Companies, big and small, inadvertently and with good intentions fall into these common traps when courting and interviewing candidates. Make sure you and your teams aren’t making the same mistakes, costing you talent.

1) Too many cooks in the kitchen
Companies often parade candidates through a gauntlet of team members and decision makers. Their reasons for doing so often relate to wanting as many opinions as possible so they can be sure, or wanting to give the candidate time with anyone they would have exposure to in the role. However, this strategy can be dizzying to the candidate (overload), takes away from time spent with the decision maker(s), and almost always results in so many diverging opinions, no candidate can possibly make the cut.

Limit your interview rosters to the absolute most important stakeholders in question, and if broad exposure to the team is desired, arrange a for a presentation, or meet and greet, where less “hire/no hire” feedback is collected.

2) Endless rounds of interviews

This mistake often makes an appearance in relation to Number One, but can rear its ugly head on its own. Companies too often make the mistake of asking a candidate for phone interview after phone interview; adding needless steps, or instead of pooling interviewers for an entire day visit, ask a candidate to return 2, 3, or 4 times to get in front of everyone they want. This not only wears on the candidate’s interest, but can risk giving the impression that decisions cannot be made, or that you and your team are unsure of what you seek.

Phone/first interviews should be with the hiring manager, particularly if the candidate comes from a trusted staffing partner or internal source. Condense key decision makers from there for in person interviews, and try and keep multiple candidates on similar schedules. Debrief while things are fresh on the mind, and proceed accordingly or make a decision.

3) Inordinate amounts of time between initial screening, first visit, follow up visit, etc

This is another classic mistake hiring managers can themselves fall victim to and also have the most individual impact on. After taking weeks to provide feedback on potential candidates to internal or external sources, companies will take yet a few more weeks to arrange an initial exploratory call, and from there you can guess where this is going…

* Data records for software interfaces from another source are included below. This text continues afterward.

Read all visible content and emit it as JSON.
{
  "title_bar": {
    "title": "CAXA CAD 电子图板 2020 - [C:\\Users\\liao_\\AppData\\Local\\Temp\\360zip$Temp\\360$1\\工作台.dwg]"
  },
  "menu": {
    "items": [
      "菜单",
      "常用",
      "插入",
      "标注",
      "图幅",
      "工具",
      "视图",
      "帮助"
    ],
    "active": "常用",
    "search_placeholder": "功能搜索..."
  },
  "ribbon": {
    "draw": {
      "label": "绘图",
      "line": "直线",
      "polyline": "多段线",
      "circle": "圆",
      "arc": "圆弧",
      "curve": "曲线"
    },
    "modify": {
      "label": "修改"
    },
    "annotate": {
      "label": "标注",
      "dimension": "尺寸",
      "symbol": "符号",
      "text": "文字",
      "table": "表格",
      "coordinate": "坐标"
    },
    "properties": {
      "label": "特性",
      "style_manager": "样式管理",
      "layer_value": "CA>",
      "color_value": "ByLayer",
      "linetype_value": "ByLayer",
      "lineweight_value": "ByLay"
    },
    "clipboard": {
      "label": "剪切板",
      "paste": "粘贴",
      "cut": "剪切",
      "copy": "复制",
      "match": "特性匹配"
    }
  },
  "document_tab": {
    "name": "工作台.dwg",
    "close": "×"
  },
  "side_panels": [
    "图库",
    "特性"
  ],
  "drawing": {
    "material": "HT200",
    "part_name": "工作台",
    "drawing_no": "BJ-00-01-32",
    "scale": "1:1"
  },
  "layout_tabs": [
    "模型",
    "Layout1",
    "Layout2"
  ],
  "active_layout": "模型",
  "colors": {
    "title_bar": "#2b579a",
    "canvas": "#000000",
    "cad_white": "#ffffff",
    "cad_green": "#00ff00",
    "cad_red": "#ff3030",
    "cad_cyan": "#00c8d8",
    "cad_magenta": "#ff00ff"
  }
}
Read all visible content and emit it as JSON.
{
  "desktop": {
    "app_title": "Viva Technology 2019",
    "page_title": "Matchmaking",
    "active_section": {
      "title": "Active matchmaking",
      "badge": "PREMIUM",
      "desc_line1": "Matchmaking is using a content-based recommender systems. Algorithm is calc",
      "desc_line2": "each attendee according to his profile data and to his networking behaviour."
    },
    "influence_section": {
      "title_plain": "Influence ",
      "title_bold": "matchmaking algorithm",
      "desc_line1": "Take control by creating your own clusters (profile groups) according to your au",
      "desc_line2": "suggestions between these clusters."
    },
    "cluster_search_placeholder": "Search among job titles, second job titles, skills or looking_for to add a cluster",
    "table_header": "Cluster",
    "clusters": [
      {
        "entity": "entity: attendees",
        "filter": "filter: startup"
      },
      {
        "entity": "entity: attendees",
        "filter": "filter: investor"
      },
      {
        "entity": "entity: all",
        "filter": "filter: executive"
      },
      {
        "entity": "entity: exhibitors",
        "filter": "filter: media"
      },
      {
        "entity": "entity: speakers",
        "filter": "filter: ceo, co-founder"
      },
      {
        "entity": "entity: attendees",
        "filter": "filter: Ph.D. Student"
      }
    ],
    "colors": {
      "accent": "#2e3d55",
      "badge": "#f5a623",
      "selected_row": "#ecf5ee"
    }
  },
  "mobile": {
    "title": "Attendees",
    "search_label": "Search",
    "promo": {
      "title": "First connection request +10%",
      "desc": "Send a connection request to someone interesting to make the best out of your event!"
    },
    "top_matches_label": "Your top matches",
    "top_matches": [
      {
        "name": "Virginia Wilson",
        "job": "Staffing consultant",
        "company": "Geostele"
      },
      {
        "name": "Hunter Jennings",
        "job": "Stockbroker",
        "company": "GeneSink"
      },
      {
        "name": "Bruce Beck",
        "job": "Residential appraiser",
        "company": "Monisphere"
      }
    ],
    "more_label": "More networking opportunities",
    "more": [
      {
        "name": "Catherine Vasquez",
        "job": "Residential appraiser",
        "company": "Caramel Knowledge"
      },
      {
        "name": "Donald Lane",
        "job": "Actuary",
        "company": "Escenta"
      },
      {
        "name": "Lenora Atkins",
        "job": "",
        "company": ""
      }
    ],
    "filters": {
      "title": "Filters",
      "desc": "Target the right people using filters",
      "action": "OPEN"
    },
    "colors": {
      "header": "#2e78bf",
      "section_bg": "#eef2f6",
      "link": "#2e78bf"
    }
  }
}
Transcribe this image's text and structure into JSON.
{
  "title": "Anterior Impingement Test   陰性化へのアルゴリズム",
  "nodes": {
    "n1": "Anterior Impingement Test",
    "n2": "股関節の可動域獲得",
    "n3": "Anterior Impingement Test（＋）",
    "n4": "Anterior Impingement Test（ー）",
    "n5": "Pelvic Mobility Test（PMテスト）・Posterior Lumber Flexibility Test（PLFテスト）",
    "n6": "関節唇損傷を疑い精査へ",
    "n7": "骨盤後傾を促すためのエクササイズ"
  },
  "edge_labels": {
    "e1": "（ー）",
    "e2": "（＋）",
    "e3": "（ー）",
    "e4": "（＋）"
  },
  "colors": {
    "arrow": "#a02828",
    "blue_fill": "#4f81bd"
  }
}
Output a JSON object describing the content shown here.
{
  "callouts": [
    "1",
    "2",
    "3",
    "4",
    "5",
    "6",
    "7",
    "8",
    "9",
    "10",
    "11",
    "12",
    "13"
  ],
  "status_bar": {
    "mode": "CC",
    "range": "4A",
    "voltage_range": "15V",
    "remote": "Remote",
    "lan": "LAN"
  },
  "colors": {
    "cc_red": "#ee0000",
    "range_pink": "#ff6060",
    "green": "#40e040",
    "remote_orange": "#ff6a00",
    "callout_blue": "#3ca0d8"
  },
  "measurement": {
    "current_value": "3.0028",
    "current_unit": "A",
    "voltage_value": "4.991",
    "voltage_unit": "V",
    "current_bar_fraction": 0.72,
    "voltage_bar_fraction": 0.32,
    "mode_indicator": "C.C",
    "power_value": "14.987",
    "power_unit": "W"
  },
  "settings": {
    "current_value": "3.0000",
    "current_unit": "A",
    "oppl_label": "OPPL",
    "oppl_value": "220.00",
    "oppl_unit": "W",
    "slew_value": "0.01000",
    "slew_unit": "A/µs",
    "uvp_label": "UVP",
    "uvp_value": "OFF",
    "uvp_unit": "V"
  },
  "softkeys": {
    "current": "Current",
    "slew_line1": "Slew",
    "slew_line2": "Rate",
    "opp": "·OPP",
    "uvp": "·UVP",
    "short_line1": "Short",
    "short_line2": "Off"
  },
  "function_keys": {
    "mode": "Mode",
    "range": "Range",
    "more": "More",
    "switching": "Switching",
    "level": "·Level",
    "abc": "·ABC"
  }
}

Tighten up your interview process. Initial phone interviews (with the hiring manager), thru in person interviews and offer stage should not take more than 8 weeks for an ideal engagement process. You will lose candidates to time alone, or simply to other opportunities with more swift processes. You also risk alienating any staffing support you’ve enlisted, drying up your pool.

4) Making offers to non-committed candidates or making bad offers (against advice)

Do you really want to be extending offers without some assurance of acceptance? Too often companies gather little or no feedback throughout their process and are negotiating blindly with their top candidate, only to lose them when they get the offer they really wanted. Tunnel vision can also prohibit you from being diligent about having a second, or third option, or continuing to field and screen potential candidates.

Your internal staffing partners should be asking the tough questions of the candidates you are interviewing, setting expectations and guarding the organization appropriately. Lean on your external staffing partners to ensure your top candidate feels the same way you do (this is where a third party recruiter can be worth their fee and more). Trust the data on salary expectations and don’t sully interest by shooting low and hoping things work out.

Attracting, interviewing, and hiring top talent in today’s global marketplace is already hard enough; don’t create more hurdles in your process and in turn damage your team’s success.